    THE outstanding debt of the national government hit the P6-trillion mark in September, rising significantly from a year earlier and from August on the back of a sharp depreciation of the peso against the US dollar and other major reserve currencies.

    Data released over the weekend by Bureau of the Treasury (BTr) showed the national government’s outstanding debt climbed to P6.08 trillion in September from P5.93 trillion a year earlier, reflecting a 2.5 percent or P150.98 billion increase.

    Month-on-month, the debt level rose by 1.78 percent from P5.980 trillion.

    “The month-on-month change was attributed to the depreciation of the peso against the US dollar (a depreciation of almost P2.0) and third currencies that raised the peso value of the US dollar and third-currency denominated indebtedness by P86.91 billion and P2.39 billion, respectively,” the bureau said.

    As a result, net repayments amounting to P3.48 billion did not have much of an impact on the overall debt level, it added.

    Foreign borrowings in September were priced at P48.48 to a dollar, compared with P46.95 a year earlier, and P46.55 in August. The peso depreciated from 46.552 as of end-August to 48.482 as of end-September 2016.

    IHS Markit Asia-Pacific chief economist Rajiv Biswas noted the depreciation in September was a key factor that pushed the external debt higher.

    “Therefore, a key risk factor for the fiscal management of the external debt will be the exchange rate outlook for the peso against the USD,” he said.

    With the US Fed expected to tighten policy rates in December and go for further tightening in 2017, the dollar could further appreciate against Asian currencies, including the peso.

    “Therefore there is a risk that the USD would appreciate further against the peso in the coming months, which could further increase the peso value of the external debt despite government plans to reduce the external debt by making net repayments,” he added.

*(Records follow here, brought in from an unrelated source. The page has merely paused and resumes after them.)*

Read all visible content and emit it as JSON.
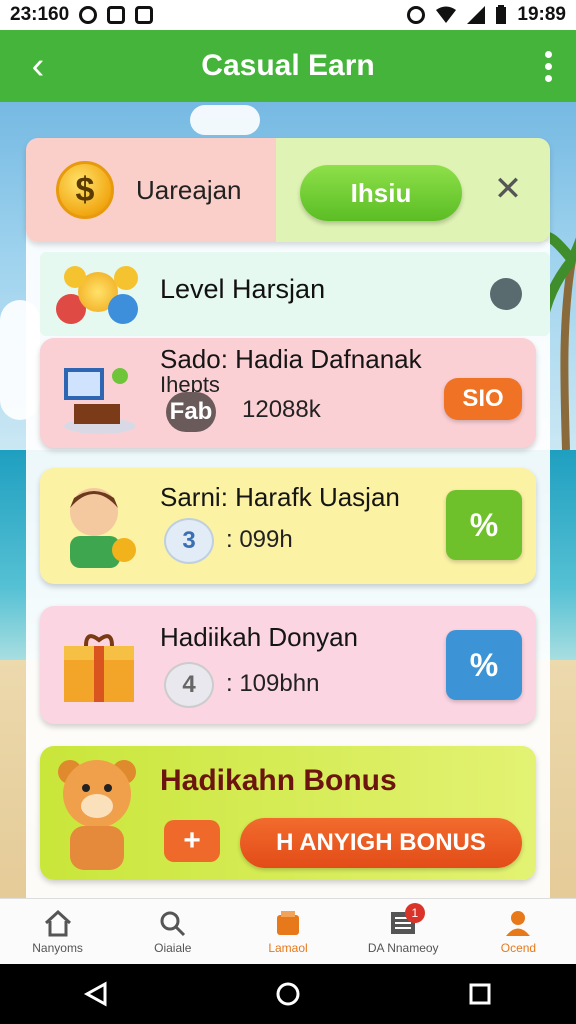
{
  "status_bar": {
    "time_left": "23:160",
    "time_right": "19:89"
  },
  "app_bar": {
    "back_glyph": "‹",
    "title": "Casual Earn"
  },
  "banner": {
    "coin_glyph": "$",
    "label": "Uareajan",
    "button_label": "Ihsiu",
    "close_glyph": "✕"
  },
  "level_row": {
    "label": "Level Harsjan"
  },
  "cards": [
    {
      "title": "Sado: Hadia Dafnanak",
      "subtitle": "Ihepts",
      "badge": "Fab",
      "value": "12088k",
      "button": "SIO",
      "bg": "#fbd0d5",
      "button_color": "#f07224"
    },
    {
      "title": "Sarni: Harafk Uasjan",
      "badge": "3",
      "value": ": 099h",
      "button": "%",
      "bg": "#fbf2a4",
      "button_color": "#6ec12a"
    },
    {
      "title": "Hadiikah Donyan",
      "badge": "4",
      "value": ": 109bhn",
      "button": "%",
      "bg": "#fcd5e3",
      "button_color": "#3c94d6"
    }
  ],
  "bonus_card": {
    "title": "Hadikahn Bonus",
    "button": "H ANYIGH BONUS",
    "badge_glyph": "+"
  },
  "bottom_nav": [
    {
      "label": "Nanyoms",
      "icon": "home-icon"
    },
    {
      "label": "Oiaiale",
      "icon": "search-icon"
    },
    {
      "label": "Lamaol",
      "icon": "basket-icon"
    },
    {
      "label": "DA Nnameoy",
      "icon": "list-icon",
      "notif": "1"
    },
    {
      "label": "Ocend",
      "icon": "profile-icon"
    }
  ],
  "colors": {
    "accent": "#45b43a",
    "active_nav": "#e8791a"
  }
}
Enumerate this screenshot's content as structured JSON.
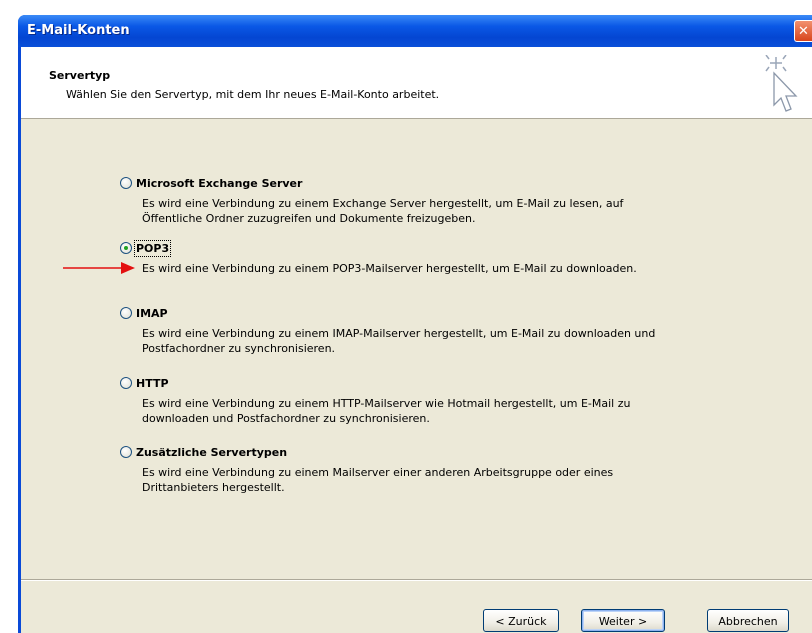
{
  "window": {
    "title": "E-Mail-Konten",
    "close_glyph": "✕"
  },
  "header": {
    "title": "Servertyp",
    "subtitle": "Wählen Sie den Servertyp, mit dem Ihr neues E-Mail-Konto arbeitet.",
    "icon": "wizard-sparkle-cursor-icon"
  },
  "options": [
    {
      "label": "Microsoft Exchange Server",
      "description": "Es wird eine Verbindung zu einem Exchange Server hergestellt, um E-Mail zu lesen, auf Öffentliche Ordner zuzugreifen und Dokumente freizugeben.",
      "selected": false
    },
    {
      "label": "POP3",
      "description": "Es wird eine Verbindung zu einem POP3-Mailserver hergestellt, um E-Mail zu downloaden.",
      "selected": true
    },
    {
      "label": "IMAP",
      "description": "Es wird eine Verbindung zu einem IMAP-Mailserver hergestellt, um E-Mail zu downloaden und Postfachordner zu synchronisieren.",
      "selected": false
    },
    {
      "label": "HTTP",
      "description": "Es wird eine Verbindung zu einem HTTP-Mailserver wie Hotmail hergestellt, um E-Mail zu downloaden und Postfachordner zu synchronisieren.",
      "selected": false
    },
    {
      "label": "Zusätzliche Servertypen",
      "description": "Es wird eine Verbindung zu einem Mailserver einer anderen Arbeitsgruppe oder eines Drittanbieters hergestellt.",
      "selected": false
    }
  ],
  "buttons": {
    "back": "< Zurück",
    "next": "Weiter >",
    "cancel": "Abbrechen"
  },
  "colors": {
    "titlebar": "#0a58e6",
    "dialog_bg": "#ece9d8",
    "annotation_arrow": "#e31010",
    "radio_dot": "#21a121"
  }
}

    On the other hand, the local debt component rose by 0.5 percent year-on-year to P3.904 trillion. From August, the outstanding domestic obligations also rose by 0.5 percent, or P20.75 billion.

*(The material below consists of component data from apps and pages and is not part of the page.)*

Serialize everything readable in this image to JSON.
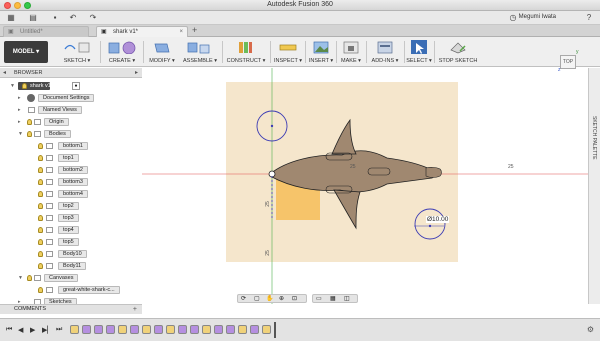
{
  "window": {
    "title": "Autodesk Fusion 360"
  },
  "quick_access": {
    "user_name": "Megumi Iwata"
  },
  "tabs": [
    {
      "label": "Untitled*"
    },
    {
      "label": "shark v1*"
    }
  ],
  "toolbar": {
    "workspace_label": "MODEL ▾",
    "groups": [
      {
        "label": "SKETCH ▾"
      },
      {
        "label": "CREATE ▾"
      },
      {
        "label": "MODIFY ▾"
      },
      {
        "label": "ASSEMBLE ▾"
      },
      {
        "label": "CONSTRUCT ▾"
      },
      {
        "label": "INSPECT ▾"
      },
      {
        "label": "INSERT ▾"
      },
      {
        "label": "MAKE ▾"
      },
      {
        "label": "ADD-INS ▾"
      },
      {
        "label": "SELECT ▾"
      },
      {
        "label": "STOP SKETCH"
      }
    ]
  },
  "browser": {
    "header": "BROWSER",
    "root": "shark v1",
    "nodes": [
      {
        "label": "Document Settings"
      },
      {
        "label": "Named Views"
      },
      {
        "label": "Origin"
      },
      {
        "label": "Bodies"
      },
      {
        "label": "bottom1"
      },
      {
        "label": "top1"
      },
      {
        "label": "bottom2"
      },
      {
        "label": "bottom3"
      },
      {
        "label": "bottom4"
      },
      {
        "label": "top2"
      },
      {
        "label": "top3"
      },
      {
        "label": "top4"
      },
      {
        "label": "top5"
      },
      {
        "label": "Body10"
      },
      {
        "label": "Body11"
      },
      {
        "label": "Canvases"
      },
      {
        "label": "great-white-shark-c..."
      },
      {
        "label": "Sketches"
      }
    ]
  },
  "comments": {
    "label": "COMMENTS"
  },
  "canvas": {
    "dimension_label": "Ø10.00",
    "axis_label_25_top": "25",
    "axis_label_25_bottom": "25",
    "axis_label_right": "25",
    "axis_label_top": "25",
    "viewcube_label": "TOP",
    "sketch_palette_label": "SKETCH PALETTE"
  },
  "colors": {
    "canvas_image_bg": "#f5e6cc",
    "shark_fill": "#a08870",
    "selection_fill": "#f5b84a",
    "sketch_circle": "#3c3cb4",
    "x_axis": "#e05050",
    "y_axis": "#4fb04f"
  }
}
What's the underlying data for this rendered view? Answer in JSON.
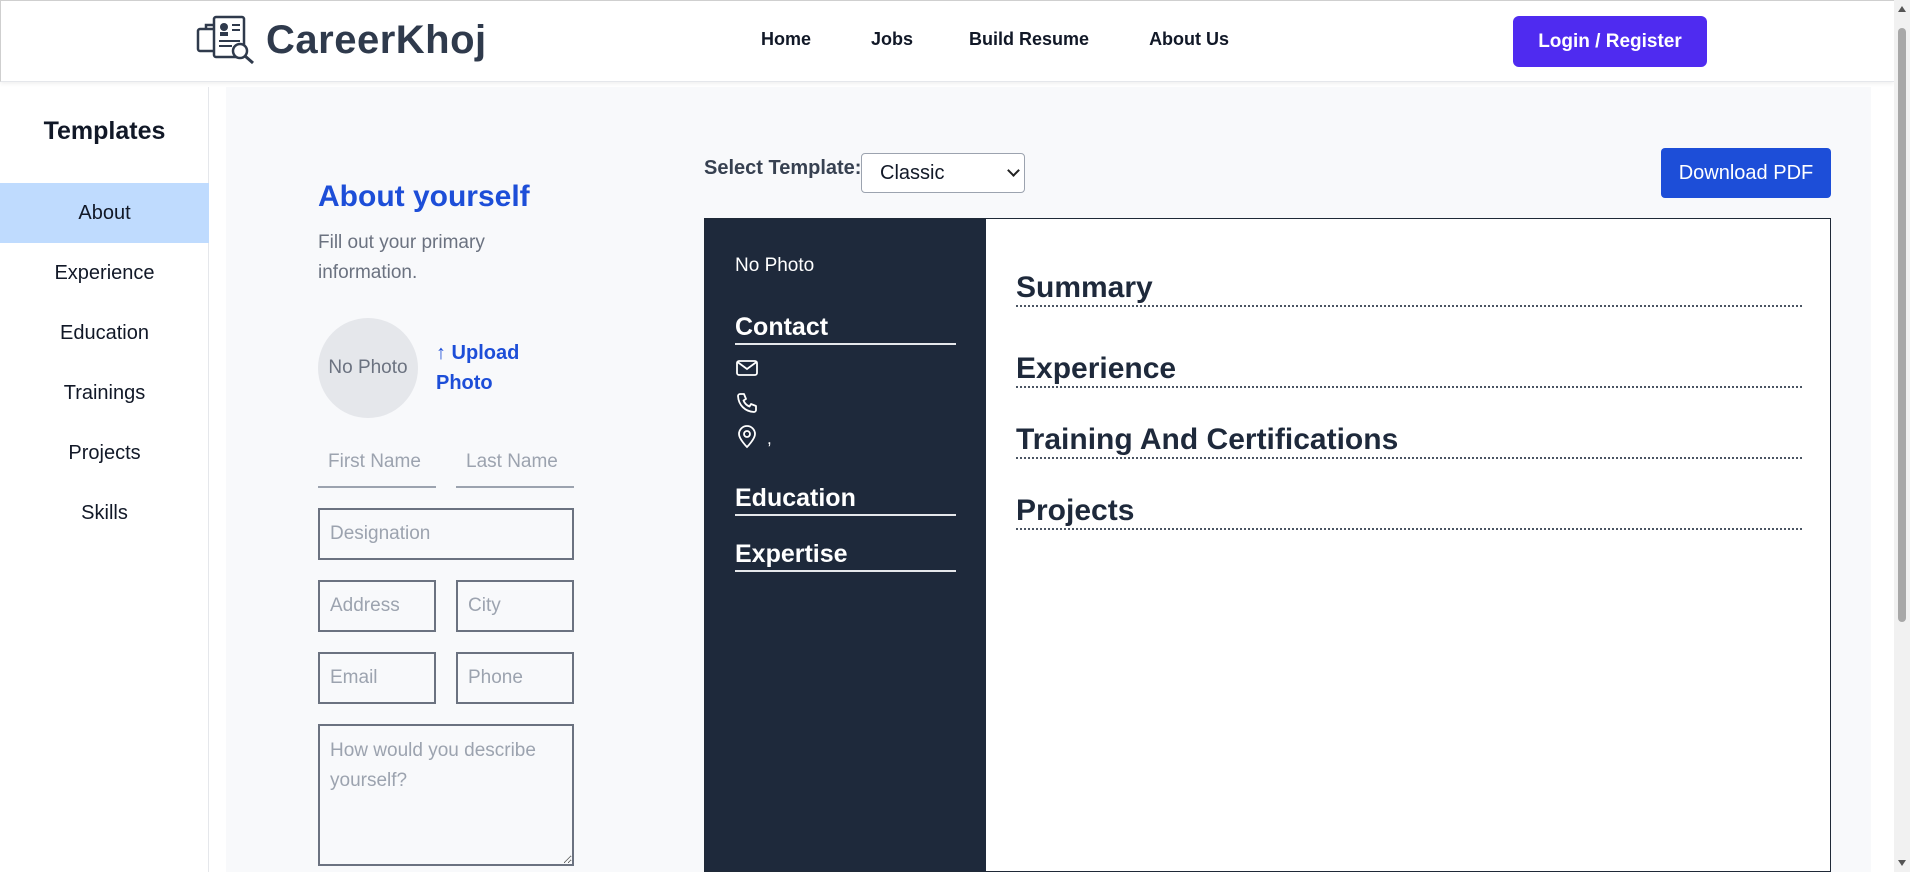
{
  "header": {
    "brand": "CareerKhoj",
    "nav": [
      "Home",
      "Jobs",
      "Build Resume",
      "About Us"
    ],
    "login_label": "Login / Register"
  },
  "sidebar": {
    "title": "Templates",
    "items": [
      {
        "label": "About",
        "active": true
      },
      {
        "label": "Experience"
      },
      {
        "label": "Education"
      },
      {
        "label": "Trainings"
      },
      {
        "label": "Projects"
      },
      {
        "label": "Skills"
      }
    ]
  },
  "form": {
    "title": "About yourself",
    "subtitle": "Fill out your primary information.",
    "photo_placeholder": "No Photo",
    "upload_label": "↑ Upload Photo",
    "first_name_placeholder": "First Name",
    "last_name_placeholder": "Last Name",
    "designation_placeholder": "Designation",
    "address_placeholder": "Address",
    "city_placeholder": "City",
    "email_placeholder": "Email",
    "phone_placeholder": "Phone",
    "description_placeholder": "How would you describe yourself?"
  },
  "toolbar": {
    "select_label": "Select Template:",
    "selected_template": "Classic",
    "download_label": "Download PDF"
  },
  "resume": {
    "left": {
      "photo": "No Photo",
      "contact_heading": "Contact",
      "location_text": ",",
      "education_heading": "Education",
      "expertise_heading": "Expertise"
    },
    "right": {
      "sections": [
        "Summary",
        "Experience",
        "Training And Certifications",
        "Projects"
      ]
    }
  },
  "colors": {
    "accent": "#1d4ed8",
    "login_button": "#4f2bf0",
    "sidebar_active": "#bfdbfe",
    "resume_dark": "#1e293b"
  }
}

    The BTr attributed the month-on-month increase in local debt to the twin effects of P19.79 billion in government securities issued and an upward adjustment in the peso value of onshore dollar securities, amounting to P960 million because of the peso depreciation.

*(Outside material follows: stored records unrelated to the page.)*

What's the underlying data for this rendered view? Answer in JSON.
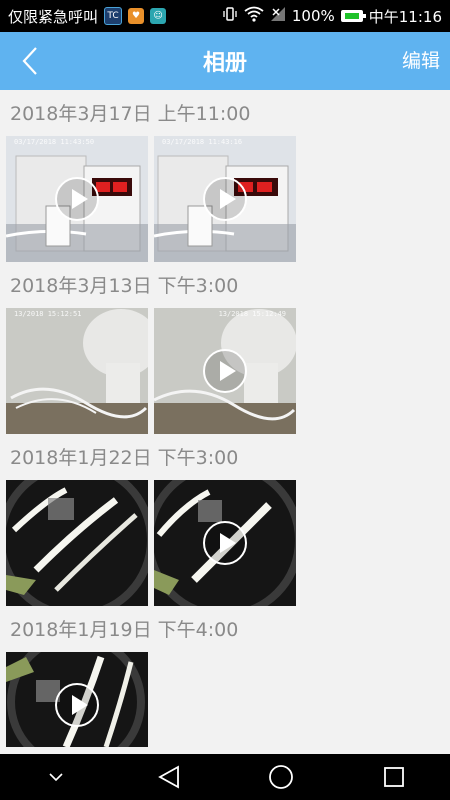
{
  "status_bar": {
    "carrier": "仅限紧急呼叫",
    "app_icons": [
      "tc-app-icon",
      "orange-app-icon",
      "teal-app-icon"
    ],
    "battery": "100%",
    "time": "中午11:16",
    "icons": [
      "vibrate-icon",
      "wifi-icon",
      "signal-icon",
      "battery-icon"
    ]
  },
  "header": {
    "title": "相册",
    "edit_label": "编辑",
    "back_icon": "chevron-left-icon",
    "background": "#5fb3f0"
  },
  "groups": [
    {
      "date": "2018年3月17日 上午11:00",
      "items": [
        {
          "timestamp": "03/17/2018 11:43:50"
        },
        {
          "timestamp": "03/17/2018 11:43:16"
        }
      ]
    },
    {
      "date": "2018年3月13日 下午3:00",
      "items": [
        {
          "timestamp": "13/2018 15:12:51"
        },
        {
          "timestamp": "13/2018 15:12:49"
        }
      ]
    },
    {
      "date": "2018年1月22日 下午3:00",
      "items": [
        {
          "timestamp": ""
        },
        {
          "timestamp": ""
        }
      ]
    },
    {
      "date": "2018年1月19日 下午4:00",
      "items": [
        {
          "timestamp": ""
        }
      ]
    }
  ],
  "nav_bar": {
    "icons": [
      "chevron-down-icon",
      "back-triangle-icon",
      "home-circle-icon",
      "recents-square-icon"
    ]
  }
}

    Meanwhile, debt guaranteed by the national government expanded by 26.9 percent to P564.95 billion from P445.2 billion a year earlier. Month-on-month, government-guaranteed debt picked up by 2 percent or P10.3 billion from P554.02 billion.

    “The adjustment is due to the combined effect of US dollar- (P12.93 billion) and third currency adjustments (P3.27 billion) that increased the peso value of external guarantees, offsetting the effect of net redemptions on both domestic and external guarantees, amounting to P3.20 billion and P2.07 billion, respectively,” the BTr said.


    Please follow our commenting guidelines.

    1 Comment

    1. Since we pay our national debts and oil in dollars, a slight devaluation of the peso has a very large ripple effect in the amount of outstanding debt. There is a continuous outflow of dollars away from our stock markets that the value of the dollar goes up. The devaluation must stop or minimize to have a stable economy.